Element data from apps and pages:

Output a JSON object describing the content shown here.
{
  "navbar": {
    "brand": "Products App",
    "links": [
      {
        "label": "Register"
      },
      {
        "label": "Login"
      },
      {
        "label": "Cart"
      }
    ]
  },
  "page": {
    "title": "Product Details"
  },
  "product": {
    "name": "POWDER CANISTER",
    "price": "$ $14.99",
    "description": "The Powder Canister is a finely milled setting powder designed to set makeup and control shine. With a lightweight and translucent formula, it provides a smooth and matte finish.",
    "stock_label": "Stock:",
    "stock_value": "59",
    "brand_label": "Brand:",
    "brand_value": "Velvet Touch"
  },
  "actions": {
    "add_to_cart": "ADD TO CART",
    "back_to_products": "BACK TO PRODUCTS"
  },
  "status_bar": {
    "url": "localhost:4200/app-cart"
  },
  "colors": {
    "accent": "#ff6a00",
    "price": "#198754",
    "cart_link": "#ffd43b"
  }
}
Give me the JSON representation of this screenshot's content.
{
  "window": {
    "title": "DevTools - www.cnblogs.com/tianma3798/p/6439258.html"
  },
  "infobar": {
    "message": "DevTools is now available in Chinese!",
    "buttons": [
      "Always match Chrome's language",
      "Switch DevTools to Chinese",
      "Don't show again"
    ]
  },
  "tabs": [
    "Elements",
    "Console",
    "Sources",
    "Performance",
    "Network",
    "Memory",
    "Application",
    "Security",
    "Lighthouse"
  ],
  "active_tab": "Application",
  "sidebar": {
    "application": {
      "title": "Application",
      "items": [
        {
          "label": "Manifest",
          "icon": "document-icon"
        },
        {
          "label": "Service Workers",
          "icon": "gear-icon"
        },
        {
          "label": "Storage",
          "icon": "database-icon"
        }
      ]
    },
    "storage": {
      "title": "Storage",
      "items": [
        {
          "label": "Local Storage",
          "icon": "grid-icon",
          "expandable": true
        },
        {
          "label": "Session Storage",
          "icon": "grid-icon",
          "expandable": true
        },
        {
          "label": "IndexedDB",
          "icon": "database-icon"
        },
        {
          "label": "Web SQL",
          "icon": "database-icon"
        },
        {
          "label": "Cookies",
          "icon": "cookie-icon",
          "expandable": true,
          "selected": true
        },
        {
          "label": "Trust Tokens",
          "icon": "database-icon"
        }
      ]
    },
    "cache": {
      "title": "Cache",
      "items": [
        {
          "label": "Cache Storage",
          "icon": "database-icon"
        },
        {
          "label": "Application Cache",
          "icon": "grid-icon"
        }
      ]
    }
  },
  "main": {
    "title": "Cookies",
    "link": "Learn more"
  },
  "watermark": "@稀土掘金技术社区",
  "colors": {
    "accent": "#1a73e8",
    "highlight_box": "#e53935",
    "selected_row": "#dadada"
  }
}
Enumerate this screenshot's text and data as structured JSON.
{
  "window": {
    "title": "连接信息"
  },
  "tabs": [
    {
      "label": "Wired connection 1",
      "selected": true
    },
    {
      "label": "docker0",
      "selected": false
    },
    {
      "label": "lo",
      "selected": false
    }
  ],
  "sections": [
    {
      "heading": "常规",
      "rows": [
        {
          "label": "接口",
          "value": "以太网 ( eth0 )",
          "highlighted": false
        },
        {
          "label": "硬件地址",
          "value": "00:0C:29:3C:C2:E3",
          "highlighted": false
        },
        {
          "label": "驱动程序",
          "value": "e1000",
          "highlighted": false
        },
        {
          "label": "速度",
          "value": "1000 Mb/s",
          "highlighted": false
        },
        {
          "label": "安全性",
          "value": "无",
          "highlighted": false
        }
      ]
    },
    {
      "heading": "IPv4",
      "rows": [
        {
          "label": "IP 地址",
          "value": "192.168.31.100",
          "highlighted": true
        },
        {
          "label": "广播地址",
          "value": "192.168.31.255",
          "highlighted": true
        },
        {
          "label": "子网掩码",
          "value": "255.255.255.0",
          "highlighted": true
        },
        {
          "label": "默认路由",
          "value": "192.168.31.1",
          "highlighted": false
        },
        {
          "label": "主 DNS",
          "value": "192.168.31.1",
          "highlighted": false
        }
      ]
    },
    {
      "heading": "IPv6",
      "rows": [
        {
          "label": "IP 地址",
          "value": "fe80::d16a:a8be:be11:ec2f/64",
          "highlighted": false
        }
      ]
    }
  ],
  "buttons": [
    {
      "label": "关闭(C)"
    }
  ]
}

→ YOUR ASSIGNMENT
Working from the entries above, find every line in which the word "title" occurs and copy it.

→ COMPLETED TASK
    "title": "Product Details"
    "title": "DevTools - www.cnblogs.com/tianma3798/p/6439258.html"
      "title": "Application",
      "title": "Storage",
      "title": "Cache",
    "title": "Cookies",
    "title": "连接信息"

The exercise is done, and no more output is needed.